The Absurdity of Individualism
1 Corinthians 6:19 “Or do you not know that your body is the temple of the Holy Spirit who is in you, whom you have from God, and you are not your own?”
The argument for existentialism says that the most important consideration for individuals is that they are individuals—independently acting and responsible, conscious beings. On the surface, the idea of individualism seems reasonable but from a biblical perspective, (which is the pattern by which all of life was created), the concept conflicts not only with the collective body that is meant to function together but likewise the reliance we are meant to have in God. When responsibility is laid at the feet of one who has no moral foundation, the decisions are based off what is best for the individual.

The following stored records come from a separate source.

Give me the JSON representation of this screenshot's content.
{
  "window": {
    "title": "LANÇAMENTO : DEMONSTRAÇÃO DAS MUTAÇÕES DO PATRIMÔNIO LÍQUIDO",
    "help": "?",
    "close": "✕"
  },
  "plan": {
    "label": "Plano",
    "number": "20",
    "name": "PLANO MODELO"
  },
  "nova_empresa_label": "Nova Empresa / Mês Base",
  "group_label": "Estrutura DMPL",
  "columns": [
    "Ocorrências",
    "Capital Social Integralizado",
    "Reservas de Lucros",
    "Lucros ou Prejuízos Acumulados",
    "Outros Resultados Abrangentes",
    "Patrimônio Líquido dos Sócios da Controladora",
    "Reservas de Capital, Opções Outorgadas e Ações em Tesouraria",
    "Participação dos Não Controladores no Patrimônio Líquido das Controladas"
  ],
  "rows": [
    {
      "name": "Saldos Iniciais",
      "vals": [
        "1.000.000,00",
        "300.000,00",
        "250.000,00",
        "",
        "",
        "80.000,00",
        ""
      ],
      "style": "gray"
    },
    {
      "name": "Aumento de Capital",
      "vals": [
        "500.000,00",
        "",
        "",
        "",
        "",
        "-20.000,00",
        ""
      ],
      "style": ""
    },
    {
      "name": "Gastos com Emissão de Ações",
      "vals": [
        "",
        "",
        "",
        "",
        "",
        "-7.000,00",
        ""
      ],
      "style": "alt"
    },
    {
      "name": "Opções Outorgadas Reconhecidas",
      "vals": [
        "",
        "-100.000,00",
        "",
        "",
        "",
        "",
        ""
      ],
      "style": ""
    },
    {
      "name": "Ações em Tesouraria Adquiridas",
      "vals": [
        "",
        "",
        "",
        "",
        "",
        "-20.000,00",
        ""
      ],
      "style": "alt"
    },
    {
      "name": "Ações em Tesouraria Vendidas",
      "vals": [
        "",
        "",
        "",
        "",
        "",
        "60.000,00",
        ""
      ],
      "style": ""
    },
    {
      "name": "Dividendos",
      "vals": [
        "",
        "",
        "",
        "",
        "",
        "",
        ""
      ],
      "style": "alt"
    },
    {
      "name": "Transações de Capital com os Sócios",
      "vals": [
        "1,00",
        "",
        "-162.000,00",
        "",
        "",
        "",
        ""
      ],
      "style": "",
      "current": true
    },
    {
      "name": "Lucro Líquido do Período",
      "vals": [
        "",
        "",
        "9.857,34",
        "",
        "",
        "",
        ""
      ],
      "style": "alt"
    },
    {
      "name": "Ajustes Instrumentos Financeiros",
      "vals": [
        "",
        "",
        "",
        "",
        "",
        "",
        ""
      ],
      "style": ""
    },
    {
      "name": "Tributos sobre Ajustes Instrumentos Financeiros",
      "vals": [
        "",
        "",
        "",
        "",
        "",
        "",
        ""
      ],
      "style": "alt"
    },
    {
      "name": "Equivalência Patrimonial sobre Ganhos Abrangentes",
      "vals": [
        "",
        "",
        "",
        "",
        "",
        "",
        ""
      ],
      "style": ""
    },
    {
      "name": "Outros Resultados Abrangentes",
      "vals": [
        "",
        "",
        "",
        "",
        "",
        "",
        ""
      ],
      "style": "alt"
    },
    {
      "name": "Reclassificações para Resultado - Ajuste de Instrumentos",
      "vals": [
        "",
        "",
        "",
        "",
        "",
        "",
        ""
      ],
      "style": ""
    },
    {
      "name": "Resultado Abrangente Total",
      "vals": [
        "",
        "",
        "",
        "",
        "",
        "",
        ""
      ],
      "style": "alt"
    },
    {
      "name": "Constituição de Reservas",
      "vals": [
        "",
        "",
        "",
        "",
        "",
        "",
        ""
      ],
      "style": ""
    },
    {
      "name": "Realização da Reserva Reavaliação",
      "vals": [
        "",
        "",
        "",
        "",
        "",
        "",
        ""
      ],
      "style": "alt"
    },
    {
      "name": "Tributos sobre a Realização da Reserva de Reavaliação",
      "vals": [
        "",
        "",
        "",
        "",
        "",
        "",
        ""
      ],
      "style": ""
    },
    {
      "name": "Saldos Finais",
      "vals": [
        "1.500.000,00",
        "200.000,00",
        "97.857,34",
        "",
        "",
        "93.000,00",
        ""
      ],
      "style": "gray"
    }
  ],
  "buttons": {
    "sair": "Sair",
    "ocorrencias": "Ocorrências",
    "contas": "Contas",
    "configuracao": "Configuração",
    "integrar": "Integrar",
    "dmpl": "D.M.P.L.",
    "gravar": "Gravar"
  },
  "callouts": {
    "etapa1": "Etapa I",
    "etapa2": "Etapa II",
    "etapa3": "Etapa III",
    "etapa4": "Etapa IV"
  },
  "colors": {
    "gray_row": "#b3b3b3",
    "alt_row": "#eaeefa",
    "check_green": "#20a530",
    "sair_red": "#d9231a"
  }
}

Individually we may be responsible for our own decision to follow after Christ but once we make that decision, the responsibility extends to the church and the manifestation of the Spirit of God within the context of loving one another.
There is a moral obligation that is universal, not based upon the individual but by God who defines it by His moral law.
Ephesians 4:4 “There is one body and one Spirit, just as you were called in one hope of your calling”
For those who don’t subscribe to the theories of this world, they are despised and rejected. The mockery has no end when the faithful stand up for Truth unapologetically.
Isaiah 53:3 “He is despised and rejected by men, A Man of sorrows and acquainted with grief. And we hid, as it were, our faces from Him; He was despised, and we did not esteem Him.”
The good news is, if the world hates your message it is usually a good thing, especially when it comes from a biblical position of faith. The world hated Jesus. The world will hate you if you model Christ before it. There will be those who are tired of the world’s philosophies or have realized the hopelessness it represents and they will search for the light.
For those who hear God’s call is up to the church to lead them in Truth. Don’t be discouraged by the one who attacks with long philosophical words, just speak the Word of God and know your position is one of power and might.
The Word of God pierces through every worldly position and exposes the lies for what they are—meaningless.